*WORK INSTRUCTIONS:*
Could you return all of the entries below exactly, minus the pictures?

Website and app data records
══════════
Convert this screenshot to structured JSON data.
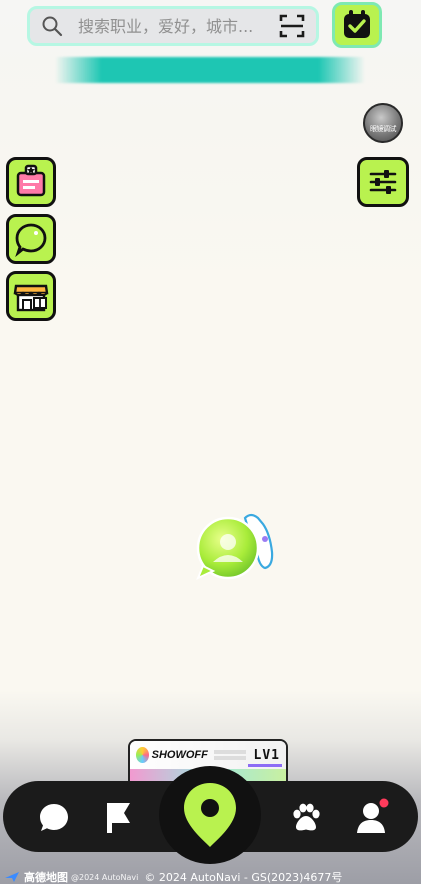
{
  "search": {
    "placeholder": "搜索职业，爱好，城市...",
    "value": ""
  },
  "map_view_toggle": {
    "label": "眼镜调试"
  },
  "profile_card": {
    "brand": "SHOWOFF",
    "level": "LV1"
  },
  "attribution": {
    "provider": "高德地图",
    "copyright": "@2024 AutoNavi",
    "license": "© 2024 AutoNavi - GS(2023)4677号"
  },
  "icons": {
    "search": "search-icon",
    "scan": "scan-icon",
    "checkin": "check-calendar-icon",
    "view_toggle": "glasses-view-icon",
    "badge": "id-badge-icon",
    "chat_bubble": "chat-bubble-icon",
    "shop": "shop-icon",
    "filter": "filter-sliders-icon",
    "nav_messages": "message-icon",
    "nav_flags": "flag-icon",
    "nav_map": "map-pin-icon",
    "nav_pets": "paw-icon",
    "nav_profile": "user-icon"
  },
  "colors": {
    "accent_lime": "#b9f24f",
    "accent_teal": "#1ec6b3",
    "nav_dark": "#1b1b1b",
    "notification_dot": "#ff3b5c"
  }
}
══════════
*TASK ANSWER:*
Convert this screenshot to structured JSON data.
{
  "search": {
    "placeholder": "搜索职业，爱好，城市...",
    "value": ""
  },
  "map_view_toggle": {
    "label": "眼镜调试"
  },
  "profile_card": {
    "brand": "SHOWOFF",
    "level": "LV1"
  },
  "attribution": {
    "provider": "高德地图",
    "copyright": "@2024 AutoNavi",
    "license": "© 2024 AutoNavi - GS(2023)4677号"
  },
  "icons": {
    "search": "search-icon",
    "scan": "scan-icon",
    "checkin": "check-calendar-icon",
    "view_toggle": "glasses-view-icon",
    "badge": "id-badge-icon",
    "chat_bubble": "chat-bubble-icon",
    "shop": "shop-icon",
    "filter": "filter-sliders-icon",
    "nav_messages": "message-icon",
    "nav_flags": "flag-icon",
    "nav_map": "map-pin-icon",
    "nav_pets": "paw-icon",
    "nav_profile": "user-icon"
  },
  "colors": {
    "accent_lime": "#b9f24f",
    "accent_teal": "#1ec6b3",
    "nav_dark": "#1b1b1b",
    "notification_dot": "#ff3b5c"
  }
}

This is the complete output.